Spots in Young Artist Programs are coveted – as long as it means lots of things singers can add to their resumés (by the way, Utah Opera provides a TON of those opportunities) – oh…and no outreach please. It’s amazing to see the look of veiled disdain on a colleague’s face, when they find out that you’ve been singing outreach performances. Ask them to do a charity event and they will likely ask you if anyone of importance will be present. Hey, if I’m not getting paid, I should at least be able to do some networking!
I call on American singers to change their attitude about outreach. Go and sing for a bunch of 6th graders and try to tell me it isn’t the most soul nourishing experience you’ve had in weeks, months – years even. It’s a humbling moment the first time a 7 year-old asks why you chose this profession. Have you asked yourself that question lately? More importantly, have you answered it truthfully?
After my first school show a little girl approached me, cautiously and with eyes like saucers. “Do you have a question?” I asked. Her eyes moved to the floor as she shook her head, twisting her foot back and forth. Suddenly she launched herself forwards and flung her arms around my hips, the highest point on my body she could reach. “I want to be an Opera Star too,” she said, and ran away.
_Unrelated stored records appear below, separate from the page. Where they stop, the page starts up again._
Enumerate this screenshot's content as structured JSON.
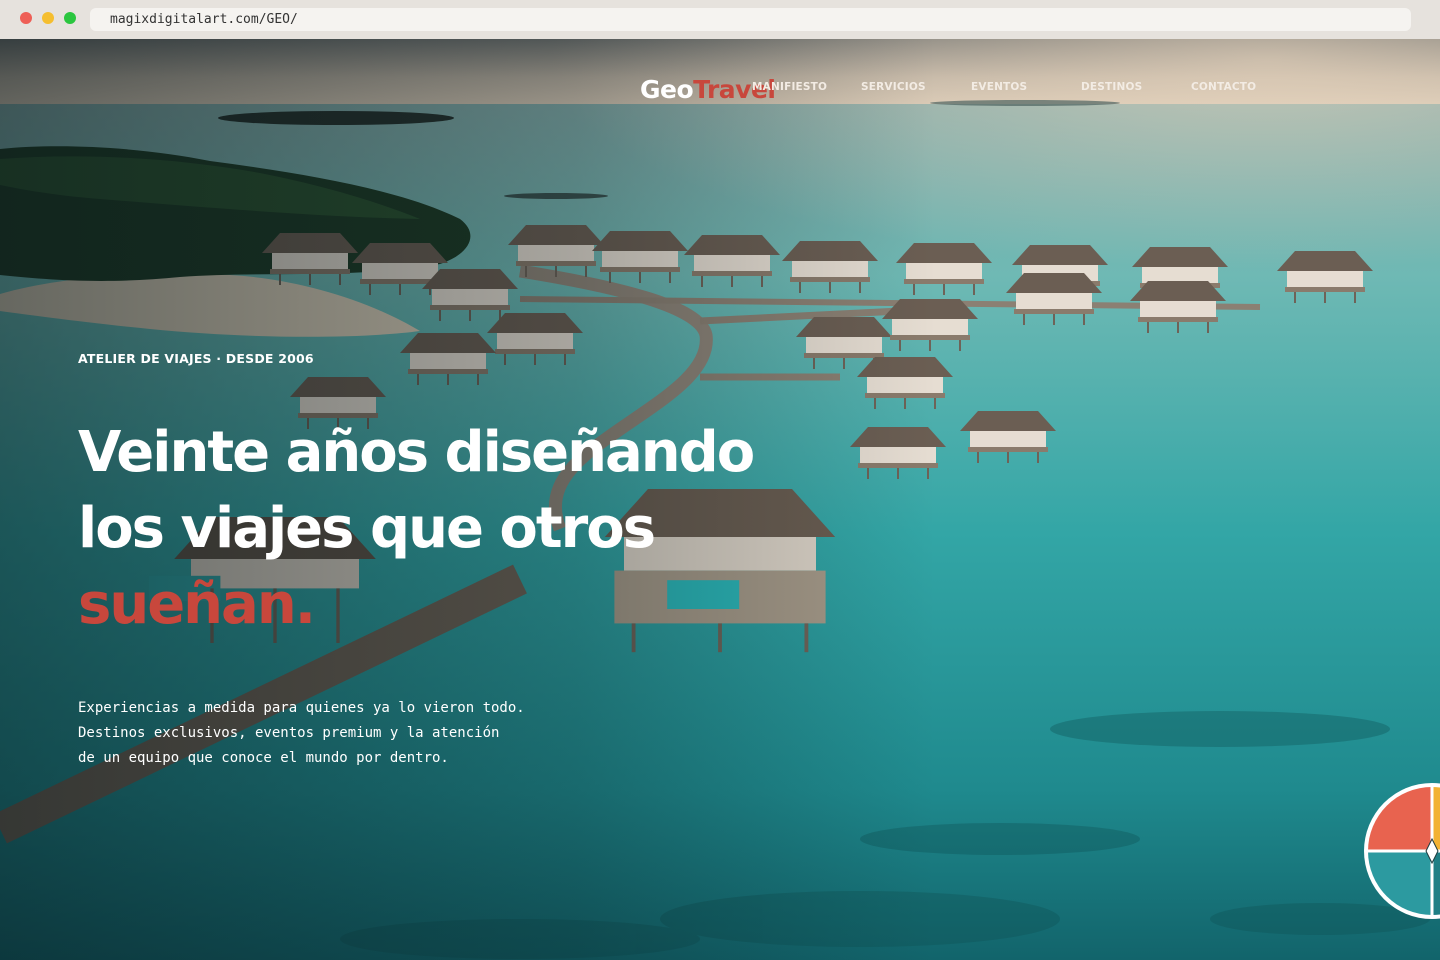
{
  "browser": {
    "url": "magixdigitalart.com/GEO/"
  },
  "header": {
    "logo_part1": "Geo",
    "logo_part2": "Travel",
    "nav": [
      "MANIFIESTO",
      "SERVICIOS",
      "EVENTOS",
      "DESTINOS",
      "CONTACTO"
    ]
  },
  "hero": {
    "eyebrow": "ATELIER DE VIAJES · DESDE 2006",
    "headline_line1": "Veinte años diseñando",
    "headline_line2": "los viajes que otros",
    "headline_accent": "sueñan.",
    "description": [
      "Experiencias a medida para quienes ya lo vieron todo.",
      "Destinos exclusivos, eventos premium y la atención",
      "de un equipo que conoce el mundo por dentro."
    ],
    "background_icon": "overwater-villas-photo"
  },
  "widgets": {
    "compass_icon": "compass-icon"
  },
  "colors": {
    "accent": "#c8473c",
    "sea": "#2f9a9c",
    "sky": "#c9bcab"
  }
}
This is why we do it, and I thank God for letting the best part of my day be my work.